* [EXERCISE BRIEF]:
Every line in the records below that holds "Raised" must be identified and copied.

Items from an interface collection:
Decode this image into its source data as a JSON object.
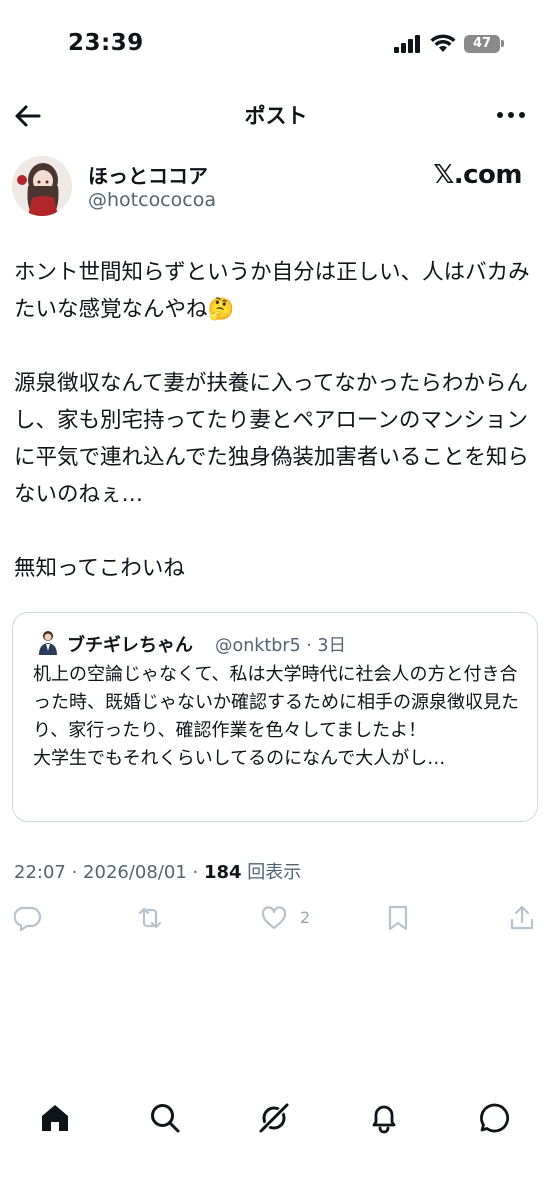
{
  "status_bar": {
    "time": "23:39",
    "battery": "47"
  },
  "header": {
    "title": "ポスト"
  },
  "author": {
    "name": "ほっとココア",
    "handle": "@hotcococoa"
  },
  "brand": {
    "label": "𝕏.com"
  },
  "post": {
    "text": "ホント世間知らずというか自分は正しい、人はバカみたいな感覚なんやね🤔\n\n源泉徴収なんて妻が扶養に入ってなかったらわからんし、家も別宅持ってたり妻とペアローンのマンションに平気で連れ込んでた独身偽装加害者いることを知らないのねぇ…\n\n無知ってこわいね"
  },
  "quote": {
    "name": "ブチギレちゃん",
    "meta": "@onktbr5 · 3日",
    "text": "机上の空論じゃなくて、私は大学時代に社会人の方と付き合った時、既婚じゃないか確認するために相手の源泉徴収見たり、家行ったり、確認作業を色々してましたよ！\n大学生でもそれくらいしてるのになんで大人がし…"
  },
  "meta": {
    "time_date": "22:07 · 2026/08/01 · ",
    "views": "184",
    "views_label": " 回表示"
  },
  "actions": {
    "like_count": "2"
  },
  "colors": {
    "text": "#0f1419",
    "secondary": "#536471",
    "border": "#cfd9de"
  },
  "icons": [
    "back-arrow-icon",
    "more-icon",
    "reply-icon",
    "repost-icon",
    "like-icon",
    "bookmark-icon",
    "share-icon",
    "home-icon",
    "search-icon",
    "grok-icon",
    "notifications-icon",
    "messages-icon"
  ]
}
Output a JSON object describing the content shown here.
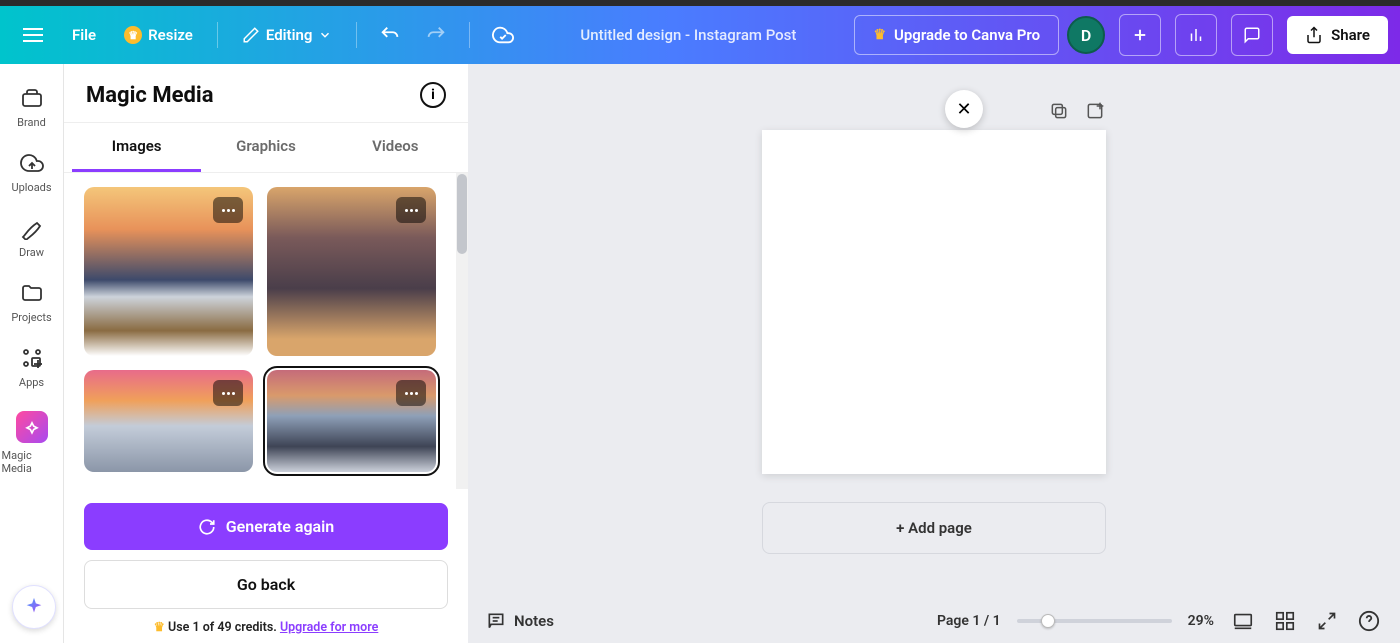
{
  "header": {
    "file": "File",
    "resize": "Resize",
    "editing": "Editing",
    "doc_title": "Untitled design - Instagram Post",
    "upgrade": "Upgrade to Canva Pro",
    "avatar_initial": "D",
    "share": "Share"
  },
  "rail": {
    "brand": "Brand",
    "uploads": "Uploads",
    "draw": "Draw",
    "projects": "Projects",
    "apps": "Apps",
    "magic": "Magic Media"
  },
  "panel": {
    "title": "Magic Media",
    "tabs": {
      "images": "Images",
      "graphics": "Graphics",
      "videos": "Videos"
    },
    "generate": "Generate again",
    "goback": "Go back",
    "credits_prefix": "Use 1 of 49 credits. ",
    "credits_link": "Upgrade for more"
  },
  "canvas": {
    "add_page": "+ Add page"
  },
  "bottom": {
    "notes": "Notes",
    "page": "Page 1 / 1",
    "zoom": "29%"
  }
}
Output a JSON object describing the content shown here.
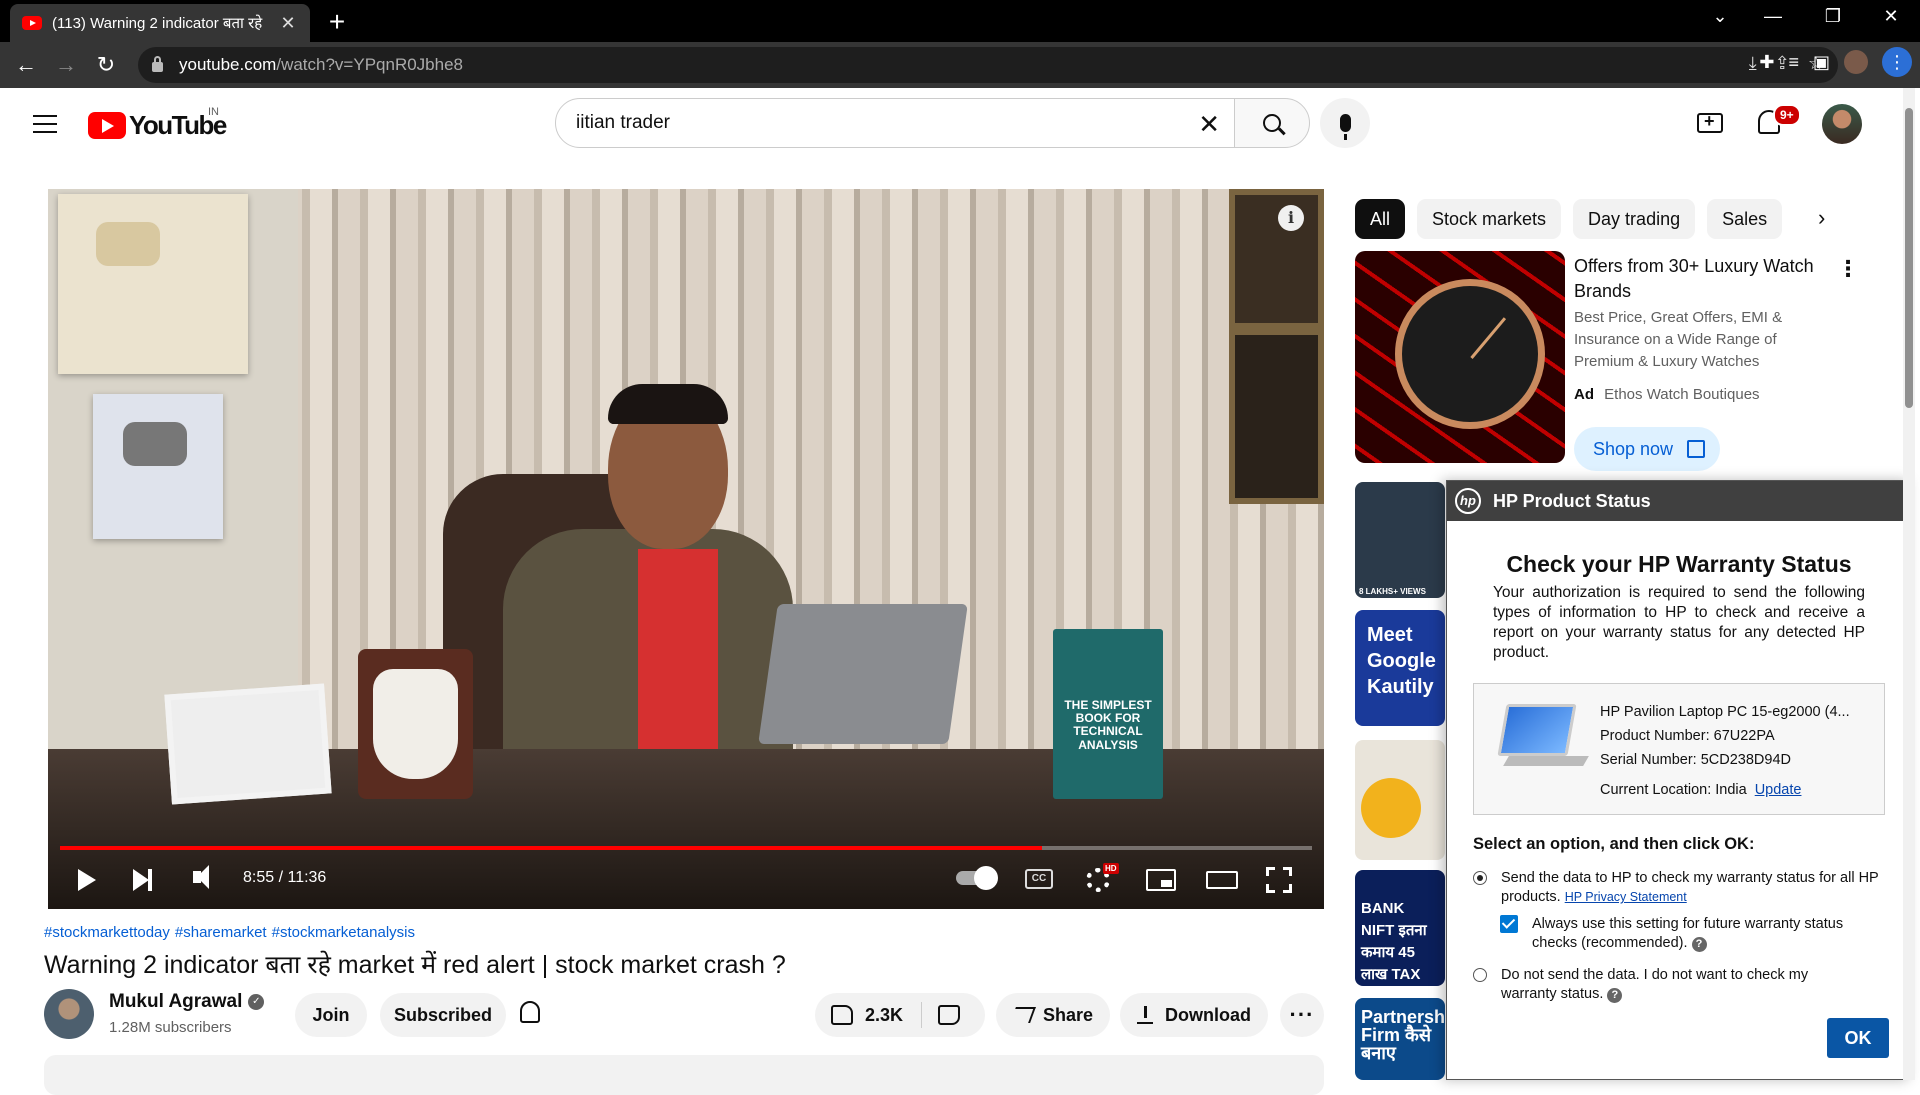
{
  "browser": {
    "tab_title": "(113) Warning 2 indicator बता रहे",
    "tab_close": "✕",
    "new_tab": "+",
    "url_host": "youtube.com",
    "url_path": "/watch?v=YPqnR0Jbhe8",
    "win_controls": [
      "⌄",
      "—",
      "❐",
      "✕"
    ]
  },
  "header": {
    "logo_text": "YouTube",
    "country_code": "IN",
    "search_value": "iitian trader",
    "search_clear": "✕",
    "notification_count": "9+"
  },
  "player": {
    "progress_fraction": 0.784,
    "current_time": "8:55 / 11:36",
    "info_label": "i",
    "cc_label": "CC",
    "hd_label": "HD",
    "book_text": "THE SIMPLEST BOOK FOR TECHNICAL ANALYSIS"
  },
  "video": {
    "hashtags": [
      "#stockmarkettoday",
      "#sharemarket",
      "#stockmarketanalysis"
    ],
    "title": "Warning 2 indicator बता रहे market में red alert | stock market crash ?",
    "channel_name": "Mukul Agrawal",
    "verified_mark": "✓",
    "subscribers": "1.28M subscribers",
    "join_label": "Join",
    "subscribed_label": "Subscribed",
    "likes": "2.3K",
    "share_label": "Share",
    "download_label": "Download",
    "more_label": "···"
  },
  "sidebar": {
    "chips": [
      "All",
      "Stock markets",
      "Day trading",
      "Sales"
    ],
    "chip_next": "›",
    "ad": {
      "title": "Offers from 30+ Luxury Watch Brands",
      "description": "Best Price, Great Offers, EMI & Insurance on a Wide Range of Premium & Luxury Watches",
      "badge": "Ad",
      "advertiser": "Ethos Watch Boutiques",
      "cta": "Shop now",
      "menu": "⋮"
    },
    "rec_thumbs": [
      {
        "text": "8 LAKHS+ VIEWS",
        "bg": "#2b3a4a"
      },
      {
        "text": "Meet Google Kautily",
        "bg": "#1a3a9a"
      },
      {
        "text": "",
        "bg": "#e9e4da"
      },
      {
        "text": "BANK NIFT इतना कमाय 45 लाख TAX",
        "bg": "#0b1f5a"
      },
      {
        "text": "Partnersh Firm कैसे बनाए",
        "bg": "#0c4a8a"
      }
    ]
  },
  "hp_dialog": {
    "title": "HP Product Status",
    "logo": "hp",
    "heading": "Check your HP Warranty Status",
    "intro": "Your authorization is required to send the following types of information to HP to check and receive a report on your warranty status for any detected HP product.",
    "product_name": "HP Pavilion Laptop PC 15-eg2000 (4...",
    "product_number": "Product Number: 67U22PA",
    "serial_number": "Serial Number: 5CD238D94D",
    "location": "Current Location: India",
    "update_link": "Update",
    "select_prompt": "Select an option, and then click OK:",
    "option_send": "Send the data to HP to check my warranty status for all HP products.",
    "privacy_link": "HP Privacy Statement",
    "option_always": "Always use this setting for future warranty status checks (recommended).",
    "option_dont": "Do not send the data. I do not want to check my warranty status.",
    "help": "?",
    "ok_label": "OK"
  },
  "colors": {
    "youtube_red": "#ff0000",
    "link_blue": "#065fd4",
    "hp_ok_blue": "#0a56a5"
  }
}
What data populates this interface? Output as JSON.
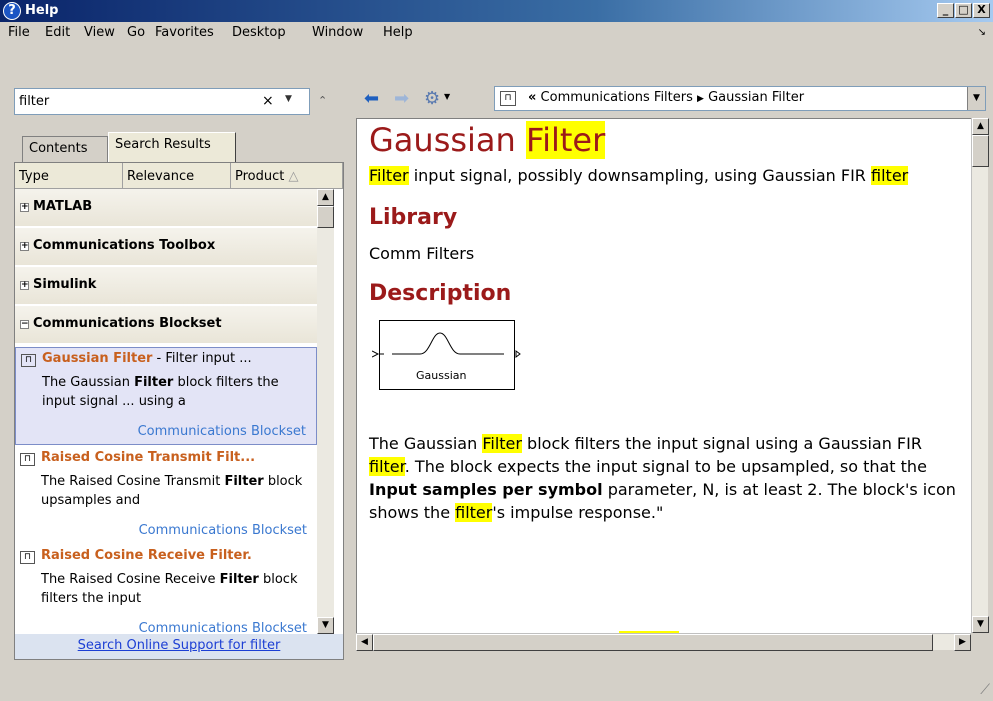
{
  "window": {
    "title": "Help",
    "min": "_",
    "max": "□",
    "close": "X"
  },
  "menu": [
    "File",
    "Edit",
    "View",
    "Go",
    "Favorites",
    "Desktop",
    "Window",
    "Help"
  ],
  "search": {
    "value": "filter",
    "clear": "×",
    "dropdown": "▼",
    "collapse": "⌃"
  },
  "tabs": [
    "Contents",
    "Search Results"
  ],
  "columns": [
    "Type",
    "Relevance",
    "Product"
  ],
  "groups": [
    {
      "label": "MATLAB",
      "expander": "+"
    },
    {
      "label": "Communications Toolbox",
      "expander": "+"
    },
    {
      "label": "Simulink",
      "expander": "+"
    },
    {
      "label": "Communications Blockset",
      "expander": "−"
    }
  ],
  "results": [
    {
      "title": "Gaussian Filter",
      "suffix": " - Filter input ...",
      "desc_pre": "The Gaussian ",
      "desc_bold": "Filter",
      "desc_post": " block filters the input signal ... using a",
      "product": "Communications Blockset"
    },
    {
      "title": "Raised Cosine Transmit Filt...",
      "suffix": "",
      "desc_pre": "The Raised Cosine Transmit ",
      "desc_bold": "Filter",
      "desc_post": " block upsamples and",
      "product": "Communications Blockset"
    },
    {
      "title": "Raised Cosine Receive Filter.",
      "suffix": "",
      "desc_pre": "The Raised Cosine Receive ",
      "desc_bold": "Filter",
      "desc_post": " block filters the input",
      "product": "Communications Blockset"
    }
  ],
  "search_online": "Search Online Support for filter",
  "breadcrumb": {
    "sep": "«",
    "parent": "Communications Filters",
    "arrow": "▶",
    "current": "Gaussian Filter"
  },
  "page": {
    "title_plain": "Gaussian ",
    "title_hl": "Filter",
    "subtitle_hl1": "Filter",
    "subtitle_mid": " input signal, possibly downsampling, using Gaussian FIR ",
    "subtitle_hl2": "filter",
    "library_heading": "Library",
    "library_value": "Comm Filters",
    "description_heading": "Description",
    "block_label": "Gaussian",
    "d1": "The Gaussian ",
    "d1h": "Filter",
    "d2": " block filters the input signal using a Gaussian FIR ",
    "d2h": "filter",
    "d3": ". The block expects the input signal to be upsampled, so that the ",
    "d3b": "Input samples per symbol",
    "d4": " parameter, N, is at least 2. The block's icon shows the ",
    "d4h": "filter",
    "d5": "'s impulse response.\""
  }
}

* [EXERCISE OUTPUT]:
      "title": "Raised Cosine Transmit Filt...",
      "desc_pre": "The Raised Cosine Transmit ",
      "title": "Raised Cosine Receive Filter.",
      "desc_pre": "The Raised Cosine Receive ",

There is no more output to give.